U.S. sergeant Charles Jenkins, who defected to North Korea in the 1960s and was held prisoner in Pyongyang for 40 years, has died. Jenkins was 77 and living in Japan where he had settled with his family after being released from North Korea in 2004.
In 1965, the United States was smack dab in the middle of the Vietnam War. Soldiers who were stationed in the Demilitarized Zone (DMZ) between North and South Korea began to fear that they would be sent to Vietnam.
Four soldiers, clearly very scared at the prospect of active duty, decided that rather than face the potentially life-threatening conditions in Vietnam, they would cross the DMZ, and defect to the North Koreans.
Given what we know now, that seems like a bad choice.
According to Jenkins, the original plan was to surrender to the North Koreans and then seek asylum with the Russian embassy. There, they hoped, they would be deported to the soviet union, and eventually the United States in a prisoner exchange.
So, on one night in January, when Jenkins was just 24 years old, the foursome tossed back a few beers and walked across the DMZ.
However, their plan went awry.
Russia refused to grant the four asylum and instead turned them back over to the North Koreans, who held them as prisoners. As captives, they were forced to live in confinement, in a one-room house with no running water, for seven years before being let out.
But, their struggles were far from over. Though they were no longer forced to live in quarantine, they were forced to spend their days studying the Juche philosophy of then-leader Kim Il-sung. They were also forced to memorize large portions of Kim’s teachings in Korean and were often beaten by guards if they did not comply.
Eventually, the men were split up, and Jenkins was sent to the Pyongyang University of Foreign Studies to teach English. There, he met Hitomi Soga, a 21-year-old Japanese nursing student, who had been abducted from Japan a few years prior. She had been picked up as part of a raid by North Korean soldiers to find Japanese citizens who could teach North Korean spies about Japanese language and culture.
Just 38 days after meeting, Soga was given to Charles Jenkins as a gift, and the two were married. Despite their arranged marriage, the pair eventually fell in love and had two daughters together.
In 1982, Jenkins was forced into appearing in a North Korean propaganda film titled Unsung Heroes. For the first time since his desertion, the Western world, and Jenkins’ family got proof that he was alive.
Jenkins claimed that, though he was treated mostly fairly during his time in North Korea, he was occasionally subjected to the horrors that being a North Korean POW came with. He claimed that his captors often beat him, and conducted unnecessary medical procedures on him, including cutting off an Army tattoo without anesthesia.

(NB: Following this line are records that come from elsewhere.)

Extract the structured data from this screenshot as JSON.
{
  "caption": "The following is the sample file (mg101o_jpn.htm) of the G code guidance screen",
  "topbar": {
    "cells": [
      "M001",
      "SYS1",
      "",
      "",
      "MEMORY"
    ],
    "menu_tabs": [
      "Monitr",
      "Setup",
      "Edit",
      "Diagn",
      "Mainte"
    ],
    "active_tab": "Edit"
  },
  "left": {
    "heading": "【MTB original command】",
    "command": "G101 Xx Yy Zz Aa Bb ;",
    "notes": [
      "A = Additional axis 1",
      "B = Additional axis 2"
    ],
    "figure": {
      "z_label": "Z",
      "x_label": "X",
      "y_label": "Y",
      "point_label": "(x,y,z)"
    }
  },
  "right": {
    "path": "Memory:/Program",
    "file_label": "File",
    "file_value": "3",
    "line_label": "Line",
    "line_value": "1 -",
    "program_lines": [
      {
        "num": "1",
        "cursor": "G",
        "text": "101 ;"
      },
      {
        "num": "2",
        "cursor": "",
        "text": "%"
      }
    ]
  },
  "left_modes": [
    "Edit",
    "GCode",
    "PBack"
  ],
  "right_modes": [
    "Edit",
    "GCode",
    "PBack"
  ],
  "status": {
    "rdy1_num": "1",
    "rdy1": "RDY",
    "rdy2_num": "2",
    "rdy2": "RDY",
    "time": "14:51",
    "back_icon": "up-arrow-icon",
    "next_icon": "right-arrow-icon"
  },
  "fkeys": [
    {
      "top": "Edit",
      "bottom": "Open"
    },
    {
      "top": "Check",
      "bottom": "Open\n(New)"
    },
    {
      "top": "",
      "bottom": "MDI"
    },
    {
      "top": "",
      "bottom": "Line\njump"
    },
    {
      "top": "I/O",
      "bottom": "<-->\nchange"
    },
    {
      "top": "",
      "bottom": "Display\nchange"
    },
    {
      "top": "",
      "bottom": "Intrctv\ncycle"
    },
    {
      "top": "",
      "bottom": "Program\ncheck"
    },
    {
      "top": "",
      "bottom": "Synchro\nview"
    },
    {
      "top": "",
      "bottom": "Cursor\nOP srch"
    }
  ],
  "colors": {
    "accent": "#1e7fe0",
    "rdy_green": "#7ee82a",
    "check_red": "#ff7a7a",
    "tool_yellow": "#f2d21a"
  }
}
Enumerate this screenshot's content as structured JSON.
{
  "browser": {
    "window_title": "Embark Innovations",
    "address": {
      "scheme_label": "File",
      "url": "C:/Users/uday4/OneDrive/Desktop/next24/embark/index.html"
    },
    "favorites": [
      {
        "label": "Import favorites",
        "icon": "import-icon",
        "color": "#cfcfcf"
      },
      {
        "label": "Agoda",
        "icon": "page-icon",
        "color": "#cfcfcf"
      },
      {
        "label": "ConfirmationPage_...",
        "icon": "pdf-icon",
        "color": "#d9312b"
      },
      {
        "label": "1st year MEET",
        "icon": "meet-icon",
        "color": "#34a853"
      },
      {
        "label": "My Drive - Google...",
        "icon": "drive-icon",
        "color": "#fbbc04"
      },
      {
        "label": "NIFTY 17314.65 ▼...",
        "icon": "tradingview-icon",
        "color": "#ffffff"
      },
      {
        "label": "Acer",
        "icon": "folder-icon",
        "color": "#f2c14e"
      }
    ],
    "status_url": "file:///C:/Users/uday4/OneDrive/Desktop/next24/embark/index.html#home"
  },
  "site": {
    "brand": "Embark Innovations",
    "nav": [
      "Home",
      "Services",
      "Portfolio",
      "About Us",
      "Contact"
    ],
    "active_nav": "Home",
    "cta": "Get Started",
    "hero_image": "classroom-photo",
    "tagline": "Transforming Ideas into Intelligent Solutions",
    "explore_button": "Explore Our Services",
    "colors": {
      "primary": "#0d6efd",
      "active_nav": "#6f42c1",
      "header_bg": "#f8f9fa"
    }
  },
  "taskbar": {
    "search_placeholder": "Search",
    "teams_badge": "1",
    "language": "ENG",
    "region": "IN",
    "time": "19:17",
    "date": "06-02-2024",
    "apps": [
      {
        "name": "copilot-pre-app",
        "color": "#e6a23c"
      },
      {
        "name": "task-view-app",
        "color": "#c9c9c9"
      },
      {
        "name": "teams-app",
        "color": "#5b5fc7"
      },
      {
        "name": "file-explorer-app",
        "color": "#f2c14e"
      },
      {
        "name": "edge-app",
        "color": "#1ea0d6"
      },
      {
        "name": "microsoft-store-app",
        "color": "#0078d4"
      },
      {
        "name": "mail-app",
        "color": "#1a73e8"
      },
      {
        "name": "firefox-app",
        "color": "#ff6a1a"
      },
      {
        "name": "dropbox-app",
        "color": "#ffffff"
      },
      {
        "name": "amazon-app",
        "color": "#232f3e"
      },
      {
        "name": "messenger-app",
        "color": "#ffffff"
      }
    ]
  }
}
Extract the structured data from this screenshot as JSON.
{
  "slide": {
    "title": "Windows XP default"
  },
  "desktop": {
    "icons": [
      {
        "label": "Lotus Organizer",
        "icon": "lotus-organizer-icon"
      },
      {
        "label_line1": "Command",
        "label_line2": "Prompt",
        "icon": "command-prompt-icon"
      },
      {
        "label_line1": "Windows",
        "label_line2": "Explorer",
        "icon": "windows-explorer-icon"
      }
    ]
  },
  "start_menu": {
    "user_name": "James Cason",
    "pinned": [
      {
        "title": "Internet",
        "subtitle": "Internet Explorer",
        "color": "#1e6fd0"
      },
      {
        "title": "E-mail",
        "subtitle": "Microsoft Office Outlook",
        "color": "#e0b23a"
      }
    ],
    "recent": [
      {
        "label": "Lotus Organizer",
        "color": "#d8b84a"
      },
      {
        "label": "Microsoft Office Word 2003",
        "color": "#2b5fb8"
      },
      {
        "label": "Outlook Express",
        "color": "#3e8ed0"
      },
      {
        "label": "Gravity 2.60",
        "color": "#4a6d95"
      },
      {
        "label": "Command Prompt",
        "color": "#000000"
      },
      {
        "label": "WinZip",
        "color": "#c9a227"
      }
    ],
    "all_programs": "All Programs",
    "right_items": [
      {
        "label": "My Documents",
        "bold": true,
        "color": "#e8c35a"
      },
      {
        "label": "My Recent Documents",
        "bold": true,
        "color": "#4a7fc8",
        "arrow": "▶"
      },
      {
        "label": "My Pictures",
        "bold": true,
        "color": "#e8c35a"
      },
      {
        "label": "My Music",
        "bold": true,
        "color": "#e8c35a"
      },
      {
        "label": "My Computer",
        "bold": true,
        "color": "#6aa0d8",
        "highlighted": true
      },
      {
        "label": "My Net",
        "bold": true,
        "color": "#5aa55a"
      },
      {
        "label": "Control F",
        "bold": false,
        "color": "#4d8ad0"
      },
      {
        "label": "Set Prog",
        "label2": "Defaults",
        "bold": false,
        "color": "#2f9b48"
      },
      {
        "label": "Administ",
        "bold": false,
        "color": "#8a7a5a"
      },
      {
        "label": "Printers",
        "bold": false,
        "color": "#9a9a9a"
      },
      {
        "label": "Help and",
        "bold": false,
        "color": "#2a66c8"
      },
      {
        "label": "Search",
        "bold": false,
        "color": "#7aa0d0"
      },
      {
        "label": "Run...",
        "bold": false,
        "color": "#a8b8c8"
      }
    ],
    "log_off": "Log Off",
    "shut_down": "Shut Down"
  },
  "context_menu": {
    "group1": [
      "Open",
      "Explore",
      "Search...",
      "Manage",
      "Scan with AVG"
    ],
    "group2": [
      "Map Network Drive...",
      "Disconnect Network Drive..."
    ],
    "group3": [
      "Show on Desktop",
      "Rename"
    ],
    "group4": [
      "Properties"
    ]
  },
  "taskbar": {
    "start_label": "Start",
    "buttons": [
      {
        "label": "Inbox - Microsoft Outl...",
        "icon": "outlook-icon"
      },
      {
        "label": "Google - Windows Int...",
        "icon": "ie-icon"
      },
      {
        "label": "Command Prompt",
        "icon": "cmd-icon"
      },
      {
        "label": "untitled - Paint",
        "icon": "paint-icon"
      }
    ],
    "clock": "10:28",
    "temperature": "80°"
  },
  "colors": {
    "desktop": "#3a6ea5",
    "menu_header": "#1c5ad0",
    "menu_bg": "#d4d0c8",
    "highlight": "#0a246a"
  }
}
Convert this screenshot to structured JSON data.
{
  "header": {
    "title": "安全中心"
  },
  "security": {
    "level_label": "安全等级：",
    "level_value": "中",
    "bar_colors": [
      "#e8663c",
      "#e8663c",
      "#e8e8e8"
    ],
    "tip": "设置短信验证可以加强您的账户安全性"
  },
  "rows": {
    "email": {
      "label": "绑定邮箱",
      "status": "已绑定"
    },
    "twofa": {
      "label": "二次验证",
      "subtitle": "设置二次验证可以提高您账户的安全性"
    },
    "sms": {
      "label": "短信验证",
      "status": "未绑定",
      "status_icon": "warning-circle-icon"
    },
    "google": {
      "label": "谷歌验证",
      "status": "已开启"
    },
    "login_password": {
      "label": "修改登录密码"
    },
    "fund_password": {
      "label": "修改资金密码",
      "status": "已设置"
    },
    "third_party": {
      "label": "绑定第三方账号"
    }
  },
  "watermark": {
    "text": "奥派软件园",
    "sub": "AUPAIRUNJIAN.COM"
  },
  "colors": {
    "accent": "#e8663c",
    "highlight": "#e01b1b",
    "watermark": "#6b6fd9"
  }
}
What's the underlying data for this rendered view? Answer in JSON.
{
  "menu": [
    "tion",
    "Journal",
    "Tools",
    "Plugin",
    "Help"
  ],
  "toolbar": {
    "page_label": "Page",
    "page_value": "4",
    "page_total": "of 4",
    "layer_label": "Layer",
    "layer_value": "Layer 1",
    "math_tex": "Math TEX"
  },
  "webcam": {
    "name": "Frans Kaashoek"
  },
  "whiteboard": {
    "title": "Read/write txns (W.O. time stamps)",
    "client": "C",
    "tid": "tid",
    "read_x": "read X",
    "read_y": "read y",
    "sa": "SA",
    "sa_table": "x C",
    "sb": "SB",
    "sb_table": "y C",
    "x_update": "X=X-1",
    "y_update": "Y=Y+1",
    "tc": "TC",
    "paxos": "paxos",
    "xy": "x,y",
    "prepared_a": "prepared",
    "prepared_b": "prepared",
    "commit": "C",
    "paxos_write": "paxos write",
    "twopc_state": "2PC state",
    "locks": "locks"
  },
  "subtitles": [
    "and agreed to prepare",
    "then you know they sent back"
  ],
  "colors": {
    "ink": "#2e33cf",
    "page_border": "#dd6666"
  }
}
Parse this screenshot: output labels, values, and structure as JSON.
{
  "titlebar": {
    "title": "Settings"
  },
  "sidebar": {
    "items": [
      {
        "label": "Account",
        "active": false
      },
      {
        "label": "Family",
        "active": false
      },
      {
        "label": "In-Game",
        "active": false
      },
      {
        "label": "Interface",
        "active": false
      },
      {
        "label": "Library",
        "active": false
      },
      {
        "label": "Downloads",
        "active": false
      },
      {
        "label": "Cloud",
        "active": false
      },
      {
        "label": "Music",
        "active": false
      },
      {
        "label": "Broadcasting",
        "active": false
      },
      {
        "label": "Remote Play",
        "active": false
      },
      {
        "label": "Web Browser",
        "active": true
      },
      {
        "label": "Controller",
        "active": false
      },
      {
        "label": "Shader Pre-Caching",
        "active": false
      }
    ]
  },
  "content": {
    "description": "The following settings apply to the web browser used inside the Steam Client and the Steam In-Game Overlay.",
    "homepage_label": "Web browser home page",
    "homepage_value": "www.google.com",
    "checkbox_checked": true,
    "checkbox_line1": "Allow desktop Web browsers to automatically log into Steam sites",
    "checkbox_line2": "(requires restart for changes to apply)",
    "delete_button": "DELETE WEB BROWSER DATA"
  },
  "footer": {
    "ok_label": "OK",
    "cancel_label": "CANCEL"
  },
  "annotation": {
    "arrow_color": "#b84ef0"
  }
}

Finally, in 2002, Charles Jenkins got somewhat of a break. After Kim Jong-il confirmed to the press that North Korea had, in fact, kidnapped Japanese citizens at one point, the Japanese government insisted upon the captives’ return. Soga returned to Japan, but Jenkins and his daughters were forced to remain in North Korea.
Eventually, in 2004, the family was reunited when the North Korean government let Jenkins and his daughters go. Japan ultimately requested a formal pardon for Jenkins, which was denied by the U.S. Jenkins, however, was undeterred, and showed up on Sept. 11, 2004, to Camp Zuma, for the Patriot Day celebration.
He was court marshaled by the U.S., and after pleading guilty to charges of desertion and aiding the enemy, was sentenced to 30 days confinement, and given a dishonorable discharge. After his imprisonment, he settled back in with his family in his wife’s hometown, on Sado Island in Japan.
Charles Jenkins died a permanent resident of Japan, on December 11, 2017, after publishing two books about his experiences as a North Korean POW.